**What you are asked to do:**
Scan the data, and whenever a line contains "watermark", copy it.

---- Exercise materials

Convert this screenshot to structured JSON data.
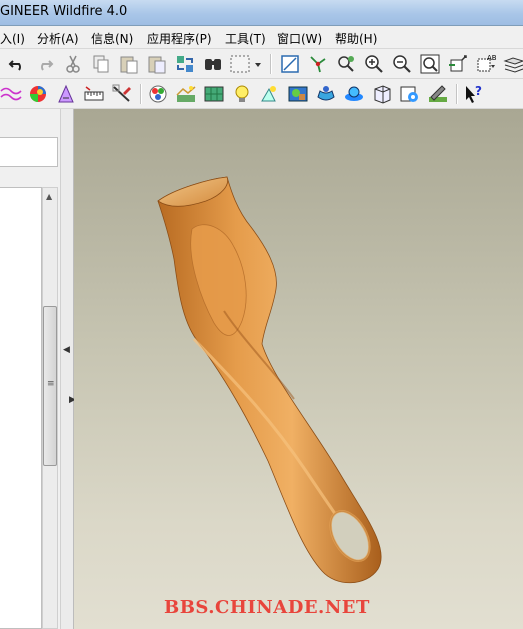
{
  "window": {
    "title": "GINEER Wildfire 4.0"
  },
  "menu": {
    "items": [
      {
        "label": "入(I)"
      },
      {
        "label": "分析(A)"
      },
      {
        "label": "信息(N)"
      },
      {
        "label": "应用程序(P)"
      },
      {
        "label": "工具(T)"
      },
      {
        "label": "窗口(W)"
      },
      {
        "label": "帮助(H)"
      }
    ]
  },
  "toolbar1": {
    "icons": [
      "undo-icon",
      "redo-icon",
      "cut-icon",
      "copy-icon",
      "paste-icon",
      "paste-special-icon",
      "regenerate-icon",
      "find-icon",
      "select-box-icon",
      "dropdown-arrow-icon",
      "redraw-icon",
      "spin-center-icon",
      "orient-icon",
      "zoom-in-icon",
      "zoom-out-icon",
      "refit-icon",
      "reorient-icon",
      "saved-views-icon",
      "layers-icon"
    ]
  },
  "toolbar2": {
    "icons": [
      "curve-analysis-icon",
      "shading-analysis-icon",
      "draft-icon",
      "measure-icon",
      "tolerance-icon",
      "appearance-icon",
      "sketch-icon",
      "texture-icon",
      "light-icon",
      "spotlight-icon",
      "scene-icon",
      "render-room-icon",
      "render-icon",
      "perspective-icon",
      "photo-render-icon",
      "tools-icon",
      "context-help-icon"
    ]
  },
  "viewport": {
    "model": "handle-model",
    "watermark": "BBS.CHINADE.NET"
  },
  "colors": {
    "model": "#d68a3c",
    "watermark": "#e8453c",
    "viewport_top": "#a9a793",
    "viewport_bottom": "#e2dfd1"
  }
}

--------

**Response to the exercise:**
    "watermark": "BBS.CHINADE.NET"
    "watermark": "#e8453c",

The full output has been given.